Why is the standard work week 40 hours?

Well, it turns out there’s a story behind the standard 5-day work week.

Back in 1890, the US Government decided to track the number of hours employees spent at work. During that time, manufacturing was a booming industry in the United States. Makes sense given it was during America’s Industrial Revolution. A period of immense growth that created new industries and expanded the blue collar working class.

To say employees during that time put in a lot of work is an understatement. 

Back then, most people worked an average of 100 hours per week.

100 hours.

That’s the equivalent of 2.5 jobs today. And can you imagine the conditions workers had to endure in the mills and factories of the 19th century? No one was winning ‘Best Places To Work’ awards back then.

The conditions were so bad and the hours so long that workers formed labor unions to fight against the poor work environments they endured.

I’ll spare the elongated history lesson for the sake of this article, but know it took awhile before any significant changes were made. Though companies like Ford made spectacular changes long before the government stepped in.

After decades of strikes, talks, and negotiations labor unions, activists and advocates finally convinced Congress to pass the Fair Labor Standards Act in 1938 which (among other things) limited the workweek to 44 hours. The Act was amended 2 years later to limit the work week to the now standard 40-hours.

That was 80 years ago.

We can agree that a lot has changed over that time.  Advances in technology, automation and a better understanding of work processes have allowed us to be more productive.

But are we?

Stephan Aarstol doesn’t seem to think so. Stephan, founder and CEO of Tower Paddle Boards, one of the most successful companies in Shark Tank history, believes most people squander the 40 hours they have each week.

Research seems to agree.

One study posits the average American worker spends 1.5 to 3 hours per day on private, non-work activities.

Knowing so many people don’t put in a full 8 hours of work, Stephan decided to make a drastic change at his company and cut the work week down from 40 hours per week to only 25. He shifted the work hours to 8AM – 1PM Monday – Friday, allowing employees to go home during a time when most people are rushing back to the office from a carb induced lunch.

What happened?

Well, as with everything, there were some great things and some not so great.
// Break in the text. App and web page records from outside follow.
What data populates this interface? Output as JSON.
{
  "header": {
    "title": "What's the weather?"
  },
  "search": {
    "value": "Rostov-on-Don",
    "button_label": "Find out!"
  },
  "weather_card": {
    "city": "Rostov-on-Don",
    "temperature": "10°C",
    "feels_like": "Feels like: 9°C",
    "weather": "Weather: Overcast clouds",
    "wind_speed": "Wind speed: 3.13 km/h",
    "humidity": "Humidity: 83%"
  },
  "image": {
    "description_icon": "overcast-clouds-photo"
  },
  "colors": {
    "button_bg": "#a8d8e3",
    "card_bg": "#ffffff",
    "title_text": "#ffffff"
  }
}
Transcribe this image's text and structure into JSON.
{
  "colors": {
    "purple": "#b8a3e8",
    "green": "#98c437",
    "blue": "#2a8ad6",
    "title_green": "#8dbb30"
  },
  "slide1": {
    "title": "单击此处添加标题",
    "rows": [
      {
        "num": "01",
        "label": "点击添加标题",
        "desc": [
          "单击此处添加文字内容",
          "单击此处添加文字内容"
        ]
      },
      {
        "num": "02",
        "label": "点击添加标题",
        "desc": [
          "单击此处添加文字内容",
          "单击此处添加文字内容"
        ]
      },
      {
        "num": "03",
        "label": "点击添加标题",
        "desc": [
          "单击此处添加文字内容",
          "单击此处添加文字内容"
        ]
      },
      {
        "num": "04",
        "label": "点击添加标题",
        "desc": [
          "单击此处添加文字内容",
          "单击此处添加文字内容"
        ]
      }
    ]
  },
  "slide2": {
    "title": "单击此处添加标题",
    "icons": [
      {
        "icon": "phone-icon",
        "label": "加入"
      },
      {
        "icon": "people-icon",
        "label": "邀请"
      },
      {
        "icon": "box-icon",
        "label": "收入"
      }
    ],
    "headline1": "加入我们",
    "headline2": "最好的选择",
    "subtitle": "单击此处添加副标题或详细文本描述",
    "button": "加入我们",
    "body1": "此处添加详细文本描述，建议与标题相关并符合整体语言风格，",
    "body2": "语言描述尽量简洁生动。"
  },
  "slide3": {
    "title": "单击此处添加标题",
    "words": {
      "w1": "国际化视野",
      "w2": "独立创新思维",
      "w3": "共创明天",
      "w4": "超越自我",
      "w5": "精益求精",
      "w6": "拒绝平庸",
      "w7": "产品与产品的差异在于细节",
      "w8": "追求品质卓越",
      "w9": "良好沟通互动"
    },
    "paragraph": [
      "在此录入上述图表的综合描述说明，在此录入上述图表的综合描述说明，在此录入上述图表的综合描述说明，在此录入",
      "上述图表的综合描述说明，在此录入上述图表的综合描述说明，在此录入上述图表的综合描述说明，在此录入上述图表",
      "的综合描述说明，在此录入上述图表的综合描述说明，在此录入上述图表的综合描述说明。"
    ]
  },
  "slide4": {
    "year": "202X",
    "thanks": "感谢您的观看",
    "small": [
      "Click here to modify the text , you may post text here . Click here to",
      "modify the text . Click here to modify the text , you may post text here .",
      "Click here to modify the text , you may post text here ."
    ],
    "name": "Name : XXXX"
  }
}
But overall, the experiment taught Stephan (and his employees) something very valuable:

Employees can get a lot of work done when properly motivated.

Listen to the full episode to hear:

  • Stephan’s experience on Shark Tank
  • How employees responded to a drastic schedule change
  • What worked and what didn’t
  • How you can try a short work day at your company

About Stephan Aarstol

Stephan Aarstol is the CEO and founder of Tower Paddle Boards, an online, manufacturer-direct brand in the stand up paddle boarding industry. With a 3-year growth rate of 1853%, Tower was named the Fastest Growing Company in San Diego by the San Diego Business Journal, and was featured in the 2015 Inc. 500 List of America’s Fastest Growing Companies.

In this book, you’ll learn how the five-hour workday:

• Improves business operations, efficiency, and profitability
• Attracts the brightest minds, the hardest workers, and the best performers
• Stimulates employee performance and increases retention rates
• Can be implemented and tested at your company, temporarily and without risk
• Can change your life into something better than you ever imagined possible